▶ [TASK DIRECTIONS]:
For the records that follow, give the number of lines containing the word "JSON", with no added text.

▶ [MATERIAL TO PROCESS]:

^^^^^^^^

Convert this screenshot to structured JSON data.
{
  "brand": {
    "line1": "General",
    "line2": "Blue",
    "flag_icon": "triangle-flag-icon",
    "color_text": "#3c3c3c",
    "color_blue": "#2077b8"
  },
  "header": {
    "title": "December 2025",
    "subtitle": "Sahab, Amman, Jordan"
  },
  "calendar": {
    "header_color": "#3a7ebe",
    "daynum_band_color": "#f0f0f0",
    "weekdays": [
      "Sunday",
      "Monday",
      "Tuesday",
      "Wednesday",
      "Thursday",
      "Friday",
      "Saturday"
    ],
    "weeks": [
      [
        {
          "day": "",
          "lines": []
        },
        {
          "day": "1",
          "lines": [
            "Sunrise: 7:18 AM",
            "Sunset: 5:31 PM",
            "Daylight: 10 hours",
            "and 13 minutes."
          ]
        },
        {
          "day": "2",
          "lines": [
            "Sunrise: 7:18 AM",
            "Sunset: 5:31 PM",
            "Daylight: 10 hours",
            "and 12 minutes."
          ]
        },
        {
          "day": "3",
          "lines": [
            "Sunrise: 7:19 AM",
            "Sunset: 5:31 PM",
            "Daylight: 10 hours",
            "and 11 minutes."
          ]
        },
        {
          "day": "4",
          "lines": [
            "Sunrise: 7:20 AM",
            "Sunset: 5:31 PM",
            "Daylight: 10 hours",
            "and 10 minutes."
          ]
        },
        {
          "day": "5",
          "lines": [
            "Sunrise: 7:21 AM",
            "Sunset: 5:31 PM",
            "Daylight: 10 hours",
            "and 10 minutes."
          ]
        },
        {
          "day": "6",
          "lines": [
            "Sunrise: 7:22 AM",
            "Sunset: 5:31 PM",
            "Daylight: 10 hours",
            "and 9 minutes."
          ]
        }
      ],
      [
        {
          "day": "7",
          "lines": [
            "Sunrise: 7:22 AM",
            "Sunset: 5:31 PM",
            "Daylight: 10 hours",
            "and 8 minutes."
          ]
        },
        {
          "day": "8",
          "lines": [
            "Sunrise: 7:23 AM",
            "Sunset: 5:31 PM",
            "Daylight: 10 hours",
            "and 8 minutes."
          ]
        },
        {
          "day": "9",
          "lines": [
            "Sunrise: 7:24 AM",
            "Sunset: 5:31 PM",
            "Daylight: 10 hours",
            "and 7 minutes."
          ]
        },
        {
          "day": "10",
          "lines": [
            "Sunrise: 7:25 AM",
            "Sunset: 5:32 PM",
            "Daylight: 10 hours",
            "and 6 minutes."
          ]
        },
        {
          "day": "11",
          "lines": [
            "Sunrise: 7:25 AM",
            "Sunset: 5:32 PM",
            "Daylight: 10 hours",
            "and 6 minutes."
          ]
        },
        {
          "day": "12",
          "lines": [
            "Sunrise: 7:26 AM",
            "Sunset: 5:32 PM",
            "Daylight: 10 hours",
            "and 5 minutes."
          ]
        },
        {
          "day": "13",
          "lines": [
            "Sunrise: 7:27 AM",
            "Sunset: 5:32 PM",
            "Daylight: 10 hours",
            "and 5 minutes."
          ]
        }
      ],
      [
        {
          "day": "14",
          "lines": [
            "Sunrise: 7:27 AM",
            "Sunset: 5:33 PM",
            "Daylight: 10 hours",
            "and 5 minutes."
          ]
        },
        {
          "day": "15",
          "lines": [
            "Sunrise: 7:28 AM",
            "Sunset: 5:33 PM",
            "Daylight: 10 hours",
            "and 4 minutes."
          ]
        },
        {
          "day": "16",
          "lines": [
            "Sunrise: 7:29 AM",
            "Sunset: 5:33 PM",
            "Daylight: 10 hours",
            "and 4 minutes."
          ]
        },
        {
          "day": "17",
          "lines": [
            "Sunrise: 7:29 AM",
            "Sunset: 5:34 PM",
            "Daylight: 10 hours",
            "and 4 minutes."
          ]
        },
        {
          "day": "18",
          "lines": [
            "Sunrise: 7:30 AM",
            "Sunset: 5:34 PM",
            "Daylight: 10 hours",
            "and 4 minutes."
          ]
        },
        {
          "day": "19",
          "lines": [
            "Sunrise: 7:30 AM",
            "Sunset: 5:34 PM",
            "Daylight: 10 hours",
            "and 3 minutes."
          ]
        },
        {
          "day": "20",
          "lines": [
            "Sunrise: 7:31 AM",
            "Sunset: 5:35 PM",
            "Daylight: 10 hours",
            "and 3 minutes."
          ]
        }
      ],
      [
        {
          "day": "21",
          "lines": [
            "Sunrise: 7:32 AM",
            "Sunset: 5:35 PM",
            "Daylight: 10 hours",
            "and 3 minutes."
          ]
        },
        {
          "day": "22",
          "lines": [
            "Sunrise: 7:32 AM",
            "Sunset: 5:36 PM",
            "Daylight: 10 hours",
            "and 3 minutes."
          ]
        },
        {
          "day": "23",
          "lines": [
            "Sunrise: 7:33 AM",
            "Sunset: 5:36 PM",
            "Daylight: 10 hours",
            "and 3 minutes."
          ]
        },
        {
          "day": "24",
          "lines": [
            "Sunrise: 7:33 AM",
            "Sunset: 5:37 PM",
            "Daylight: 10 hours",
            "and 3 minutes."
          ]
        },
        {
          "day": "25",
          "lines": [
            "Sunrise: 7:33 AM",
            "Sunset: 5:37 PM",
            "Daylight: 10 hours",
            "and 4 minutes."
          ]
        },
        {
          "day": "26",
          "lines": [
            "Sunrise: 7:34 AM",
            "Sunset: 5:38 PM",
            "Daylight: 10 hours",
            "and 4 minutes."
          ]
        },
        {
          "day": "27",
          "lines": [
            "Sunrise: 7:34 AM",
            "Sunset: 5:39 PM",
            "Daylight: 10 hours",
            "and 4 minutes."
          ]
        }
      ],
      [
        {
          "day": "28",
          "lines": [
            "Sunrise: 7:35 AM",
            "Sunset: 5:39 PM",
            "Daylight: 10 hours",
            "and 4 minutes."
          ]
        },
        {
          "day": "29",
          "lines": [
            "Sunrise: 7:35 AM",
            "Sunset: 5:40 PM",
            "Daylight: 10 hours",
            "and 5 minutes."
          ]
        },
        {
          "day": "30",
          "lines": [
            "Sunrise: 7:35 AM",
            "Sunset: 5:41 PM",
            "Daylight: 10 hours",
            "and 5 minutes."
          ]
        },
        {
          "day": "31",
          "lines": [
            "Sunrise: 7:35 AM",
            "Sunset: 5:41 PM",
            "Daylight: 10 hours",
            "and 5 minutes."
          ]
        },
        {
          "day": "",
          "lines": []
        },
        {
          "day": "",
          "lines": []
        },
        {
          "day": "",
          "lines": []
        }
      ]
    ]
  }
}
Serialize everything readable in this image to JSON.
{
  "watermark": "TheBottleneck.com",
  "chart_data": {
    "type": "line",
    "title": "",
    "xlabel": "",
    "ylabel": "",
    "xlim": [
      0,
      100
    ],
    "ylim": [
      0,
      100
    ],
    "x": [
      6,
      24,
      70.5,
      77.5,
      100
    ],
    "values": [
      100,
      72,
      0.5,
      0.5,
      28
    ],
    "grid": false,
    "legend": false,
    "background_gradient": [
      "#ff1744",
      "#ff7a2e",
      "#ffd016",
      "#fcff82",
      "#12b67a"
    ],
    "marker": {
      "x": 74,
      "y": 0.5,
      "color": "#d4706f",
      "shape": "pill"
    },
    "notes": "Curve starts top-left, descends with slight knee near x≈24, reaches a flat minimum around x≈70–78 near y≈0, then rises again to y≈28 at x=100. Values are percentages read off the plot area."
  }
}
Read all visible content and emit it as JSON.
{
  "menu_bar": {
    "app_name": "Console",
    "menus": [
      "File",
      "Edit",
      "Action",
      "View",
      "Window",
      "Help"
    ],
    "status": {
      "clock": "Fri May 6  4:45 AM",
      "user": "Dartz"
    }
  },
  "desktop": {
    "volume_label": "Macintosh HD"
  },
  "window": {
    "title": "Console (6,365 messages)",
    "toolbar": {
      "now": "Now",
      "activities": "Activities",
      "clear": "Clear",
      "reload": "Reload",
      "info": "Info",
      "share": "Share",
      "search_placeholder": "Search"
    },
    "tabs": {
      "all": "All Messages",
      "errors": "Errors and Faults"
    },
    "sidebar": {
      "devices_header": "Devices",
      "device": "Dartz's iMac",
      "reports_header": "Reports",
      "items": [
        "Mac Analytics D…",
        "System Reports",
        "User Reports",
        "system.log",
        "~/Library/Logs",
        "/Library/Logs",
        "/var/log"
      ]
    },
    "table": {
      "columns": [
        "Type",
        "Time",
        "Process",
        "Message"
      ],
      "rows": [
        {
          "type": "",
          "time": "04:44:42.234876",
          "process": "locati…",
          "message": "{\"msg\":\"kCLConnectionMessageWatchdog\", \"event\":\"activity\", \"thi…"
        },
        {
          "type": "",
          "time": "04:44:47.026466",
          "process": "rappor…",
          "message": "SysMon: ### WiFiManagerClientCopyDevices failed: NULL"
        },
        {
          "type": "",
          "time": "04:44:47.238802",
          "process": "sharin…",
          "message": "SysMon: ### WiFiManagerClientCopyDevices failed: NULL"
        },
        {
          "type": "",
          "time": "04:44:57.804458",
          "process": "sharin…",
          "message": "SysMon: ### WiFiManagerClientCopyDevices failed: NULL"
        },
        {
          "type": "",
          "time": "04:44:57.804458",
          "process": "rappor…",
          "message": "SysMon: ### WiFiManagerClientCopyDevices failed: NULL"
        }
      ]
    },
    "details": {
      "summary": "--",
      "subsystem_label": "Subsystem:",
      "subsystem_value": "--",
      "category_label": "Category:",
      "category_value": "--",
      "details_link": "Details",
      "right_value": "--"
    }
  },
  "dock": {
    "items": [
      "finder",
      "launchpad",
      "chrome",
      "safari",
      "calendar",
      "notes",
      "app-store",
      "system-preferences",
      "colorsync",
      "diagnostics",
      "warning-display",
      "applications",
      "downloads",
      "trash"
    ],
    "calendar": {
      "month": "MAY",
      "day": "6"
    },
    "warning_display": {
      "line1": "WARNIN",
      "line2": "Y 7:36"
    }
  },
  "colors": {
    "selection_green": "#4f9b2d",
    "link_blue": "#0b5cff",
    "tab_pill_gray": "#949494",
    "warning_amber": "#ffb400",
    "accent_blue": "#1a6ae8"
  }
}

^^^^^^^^

▶ [SOLVED PROBLEM]:
3